embraced by the growing hip-hop community in America during the 1980's. The                           
basic riddim of his hit Zungguzungguguzungguzeng can be traced throughout the                         
hip hop scene as it was reused by such hip hop giants as KRS-One, Notorious B.I.G.,                   
Tupac Shakur, and Blackstar, formed by Mos Def and Talib Kweli. This riddim                           
introduced by Yellowman in this song was referred to by him as "mad mad." There                       
has been a constant renaming of this signature beat, such as "disease," which                         
incorporates both hip-hop aspects as well as the apparent Jamaican influences.                         
Yellowman changed the melodic phrasing of this riddim from AA to AB, when he                           
began ending the second line in the chorus on a higher note. Many of the                               

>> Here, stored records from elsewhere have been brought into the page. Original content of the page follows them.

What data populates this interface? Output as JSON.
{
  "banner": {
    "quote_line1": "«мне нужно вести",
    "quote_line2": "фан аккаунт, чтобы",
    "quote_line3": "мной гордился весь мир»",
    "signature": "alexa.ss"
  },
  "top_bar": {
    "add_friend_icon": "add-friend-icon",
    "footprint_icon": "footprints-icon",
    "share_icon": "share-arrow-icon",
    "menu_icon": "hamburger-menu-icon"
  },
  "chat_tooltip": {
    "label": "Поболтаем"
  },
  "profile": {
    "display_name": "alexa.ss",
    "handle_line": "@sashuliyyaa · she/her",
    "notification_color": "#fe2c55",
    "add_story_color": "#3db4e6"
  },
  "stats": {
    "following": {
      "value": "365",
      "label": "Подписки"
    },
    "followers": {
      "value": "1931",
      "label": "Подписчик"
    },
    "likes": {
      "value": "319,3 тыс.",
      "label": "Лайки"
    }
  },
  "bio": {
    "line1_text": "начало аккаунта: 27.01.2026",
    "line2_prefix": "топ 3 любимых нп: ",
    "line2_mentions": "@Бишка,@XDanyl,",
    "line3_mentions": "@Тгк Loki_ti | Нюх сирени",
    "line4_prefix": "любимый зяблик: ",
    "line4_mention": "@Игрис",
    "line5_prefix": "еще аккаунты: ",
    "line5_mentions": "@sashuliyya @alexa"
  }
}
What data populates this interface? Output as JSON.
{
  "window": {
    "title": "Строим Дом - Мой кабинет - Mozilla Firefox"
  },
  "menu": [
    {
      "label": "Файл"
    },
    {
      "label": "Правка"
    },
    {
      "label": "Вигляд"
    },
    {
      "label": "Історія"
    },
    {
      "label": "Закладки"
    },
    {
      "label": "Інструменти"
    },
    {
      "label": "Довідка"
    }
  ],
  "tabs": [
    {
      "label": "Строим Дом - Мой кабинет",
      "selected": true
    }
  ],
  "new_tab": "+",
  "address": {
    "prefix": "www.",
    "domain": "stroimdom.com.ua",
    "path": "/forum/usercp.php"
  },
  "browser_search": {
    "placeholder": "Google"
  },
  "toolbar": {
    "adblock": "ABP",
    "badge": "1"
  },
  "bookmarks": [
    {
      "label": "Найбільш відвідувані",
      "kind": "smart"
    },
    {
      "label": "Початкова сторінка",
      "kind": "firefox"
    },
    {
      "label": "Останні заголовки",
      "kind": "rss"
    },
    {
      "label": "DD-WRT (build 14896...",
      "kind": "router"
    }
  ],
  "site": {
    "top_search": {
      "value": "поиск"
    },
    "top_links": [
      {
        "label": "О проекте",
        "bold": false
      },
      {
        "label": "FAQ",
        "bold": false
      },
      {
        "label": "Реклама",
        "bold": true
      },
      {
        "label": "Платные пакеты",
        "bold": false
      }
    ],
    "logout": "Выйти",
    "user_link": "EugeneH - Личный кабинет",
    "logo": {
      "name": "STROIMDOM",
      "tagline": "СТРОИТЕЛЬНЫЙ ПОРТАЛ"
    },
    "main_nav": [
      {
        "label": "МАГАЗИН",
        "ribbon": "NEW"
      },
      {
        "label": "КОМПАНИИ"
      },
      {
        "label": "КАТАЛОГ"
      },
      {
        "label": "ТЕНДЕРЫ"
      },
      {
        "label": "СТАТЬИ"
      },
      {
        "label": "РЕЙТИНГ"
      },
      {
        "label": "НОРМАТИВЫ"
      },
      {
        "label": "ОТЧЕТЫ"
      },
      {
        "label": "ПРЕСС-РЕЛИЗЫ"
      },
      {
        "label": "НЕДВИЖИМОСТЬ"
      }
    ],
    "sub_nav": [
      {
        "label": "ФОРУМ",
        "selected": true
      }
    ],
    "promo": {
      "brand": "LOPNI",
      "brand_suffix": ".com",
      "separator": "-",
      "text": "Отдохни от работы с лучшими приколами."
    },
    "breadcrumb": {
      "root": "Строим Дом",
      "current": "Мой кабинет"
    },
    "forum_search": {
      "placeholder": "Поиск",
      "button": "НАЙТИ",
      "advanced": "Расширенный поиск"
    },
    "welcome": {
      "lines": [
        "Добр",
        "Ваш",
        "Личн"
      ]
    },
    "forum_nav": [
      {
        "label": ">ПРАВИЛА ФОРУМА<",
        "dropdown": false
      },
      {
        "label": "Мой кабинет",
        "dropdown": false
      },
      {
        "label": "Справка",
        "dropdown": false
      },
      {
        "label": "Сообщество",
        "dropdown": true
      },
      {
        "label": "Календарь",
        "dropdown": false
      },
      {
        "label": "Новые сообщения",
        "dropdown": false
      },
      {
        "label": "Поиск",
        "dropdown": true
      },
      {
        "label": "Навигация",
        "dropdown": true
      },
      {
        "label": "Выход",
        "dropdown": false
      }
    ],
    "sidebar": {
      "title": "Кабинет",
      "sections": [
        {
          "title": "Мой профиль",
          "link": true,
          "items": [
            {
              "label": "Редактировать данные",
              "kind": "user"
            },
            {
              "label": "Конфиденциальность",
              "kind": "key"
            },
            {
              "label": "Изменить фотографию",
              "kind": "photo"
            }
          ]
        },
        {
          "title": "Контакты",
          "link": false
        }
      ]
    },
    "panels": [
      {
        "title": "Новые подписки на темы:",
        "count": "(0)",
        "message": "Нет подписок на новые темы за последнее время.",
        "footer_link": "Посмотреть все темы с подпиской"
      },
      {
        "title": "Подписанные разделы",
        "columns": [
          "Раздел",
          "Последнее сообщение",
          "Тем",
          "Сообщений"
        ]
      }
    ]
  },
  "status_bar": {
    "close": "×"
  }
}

previously mentioned artists composing songs based on Yellowman's original                             
riddim differed in their choice of using either the AA or AB pattern.                                 
Yellowman is just one example of the influence that reggae stars had on America's                     
hip hop community. Though an incredibly successful and famous Dancehall deejay,                       
Yellowman is recognized by his opponents as being both a controversial and                             
sexist artist. Though this controversial pace has slowed over the years, he is                         
still known as one of the most rude Dancehall toasters of his time.                                   
By the mid-1990s however, Yellowman released socially-conscious material, rising                       
to international fame along with singers such as Buju Banton. Yellowman became                         
the island's most popular deejay despite being albinistic. During the early 1980s,                     
Yellowman had over 40 singles and produced up to five albums per year. His                             
success is seen by some as a rags to riches story.                                                     
In 1986, Yellowman struggled with cancer of the jaw and it was suspected that he                       
had only 6 months to live, but surgery saved his life. This has gave him a more                       
serious approach to his music, but like the struggles of his early days, he has                       
not let these difficulties stand in the way of his aspirations. Yellowman had                         
taken an extended leave from recording but came back with Blueberry Hill. He re-invented               
himself with his 1994 album Prayer, and since the mid-1990s he has devoted his                         
time to spiritual and social concerns. His latest albums are New York (2003) and                       
Round 1 (2005). Yellowman was also a guest singer on the Run-DMC track "Roots                         
Rap Reggae",[clarify] on which he did most of the vocals. Yellowman continues to                       
perform internationally with his Sagittarius Band, and has toured through places                       
such as Peru, Italy, Germany, England, France, and the United States. He is one                       
of the widest-touring artists in the reggae industry.